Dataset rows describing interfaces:

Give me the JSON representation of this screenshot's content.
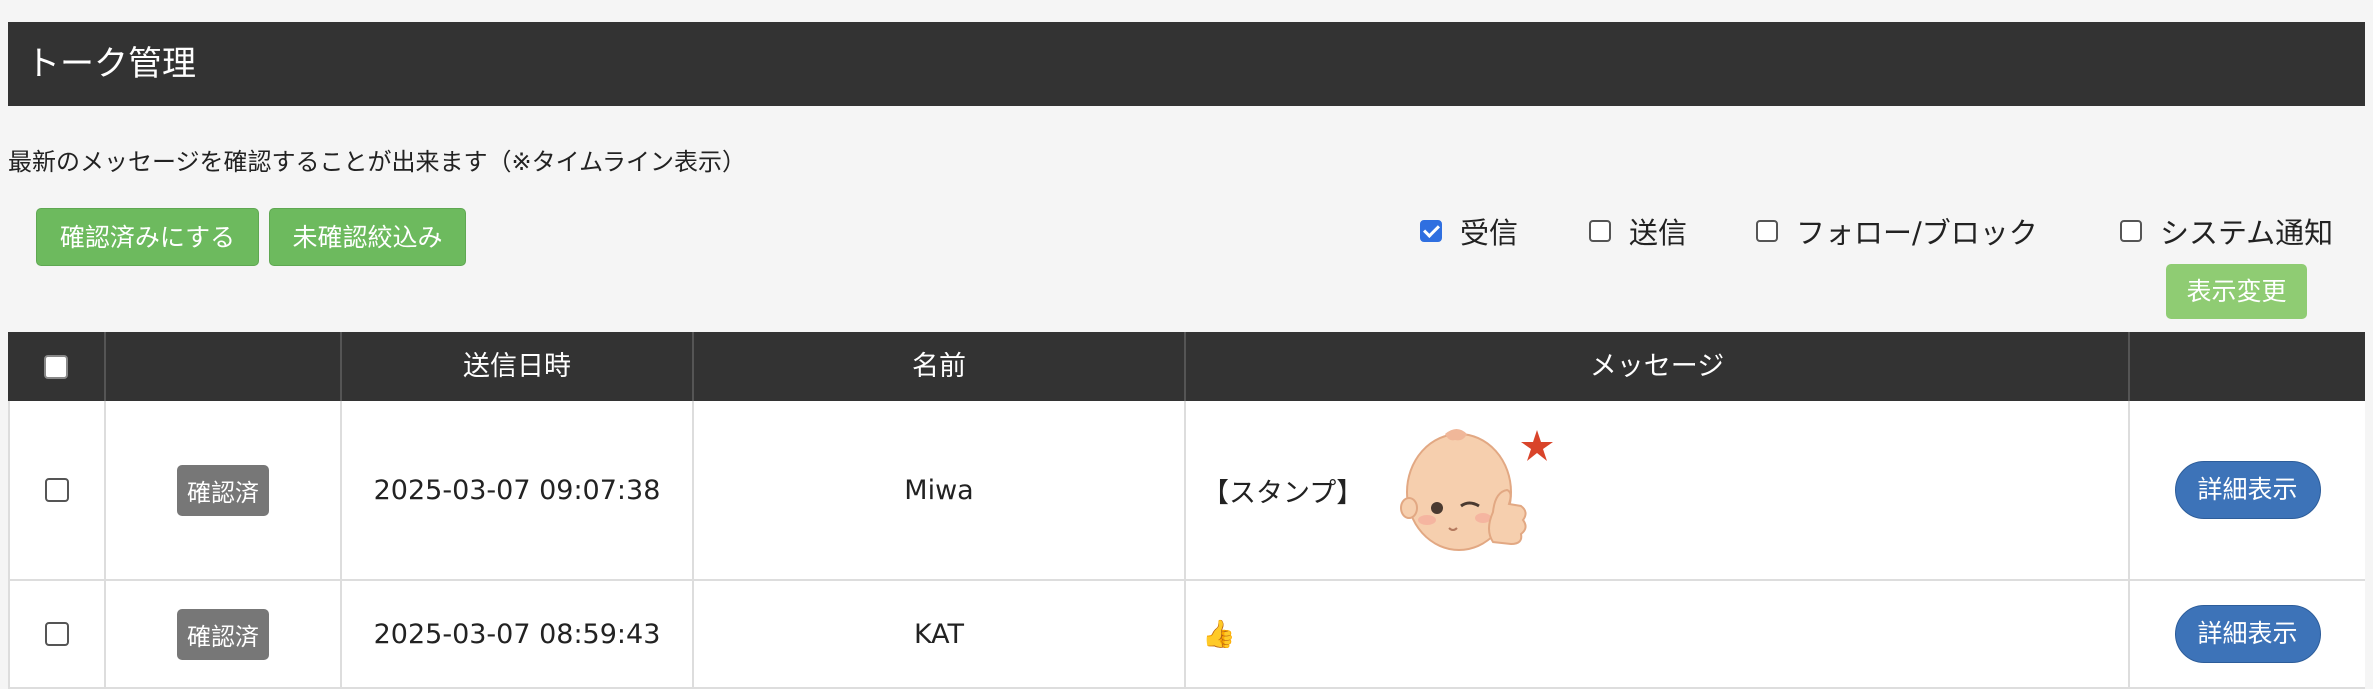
{
  "page": {
    "title": "トーク管理",
    "subtitle": "最新のメッセージを確認することが出来ます（※タイムライン表示）"
  },
  "actions": {
    "mark_read": "確認済みにする",
    "filter_unread": "未確認絞込み"
  },
  "filters": [
    {
      "label": "受信",
      "checked": true
    },
    {
      "label": "送信",
      "checked": false
    },
    {
      "label": "フォロー/ブロック",
      "checked": false
    },
    {
      "label": "システム通知",
      "checked": false
    }
  ],
  "apply_label": "表示変更",
  "table": {
    "headers": [
      "",
      "",
      "送信日時",
      "名前",
      "メッセージ",
      ""
    ],
    "rows": [
      {
        "status": "確認済",
        "datetime": "2025-03-07 09:07:38",
        "name": "Miwa",
        "message": "【スタンプ】",
        "detail": "詳細表示"
      },
      {
        "status": "確認済",
        "datetime": "2025-03-07 08:59:43",
        "name": "KAT",
        "message": "👍",
        "detail": "詳細表示"
      }
    ]
  },
  "colors": {
    "header_bg": "#333333",
    "green_button": "#6dba5e",
    "detail_button": "#3d73b8",
    "badge": "#777777"
  }
}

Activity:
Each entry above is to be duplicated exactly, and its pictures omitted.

Task output:
Give me the JSON representation of this screenshot's content.
{
  "page": {
    "title": "トーク管理",
    "subtitle": "最新のメッセージを確認することが出来ます（※タイムライン表示）"
  },
  "actions": {
    "mark_read": "確認済みにする",
    "filter_unread": "未確認絞込み"
  },
  "filters": [
    {
      "label": "受信",
      "checked": true
    },
    {
      "label": "送信",
      "checked": false
    },
    {
      "label": "フォロー/ブロック",
      "checked": false
    },
    {
      "label": "システム通知",
      "checked": false
    }
  ],
  "apply_label": "表示変更",
  "table": {
    "headers": [
      "",
      "",
      "送信日時",
      "名前",
      "メッセージ",
      ""
    ],
    "rows": [
      {
        "status": "確認済",
        "datetime": "2025-03-07 09:07:38",
        "name": "Miwa",
        "message": "【スタンプ】",
        "detail": "詳細表示"
      },
      {
        "status": "確認済",
        "datetime": "2025-03-07 08:59:43",
        "name": "KAT",
        "message": "👍",
        "detail": "詳細表示"
      }
    ]
  },
  "colors": {
    "header_bg": "#333333",
    "green_button": "#6dba5e",
    "detail_button": "#3d73b8",
    "badge": "#777777"
  }
}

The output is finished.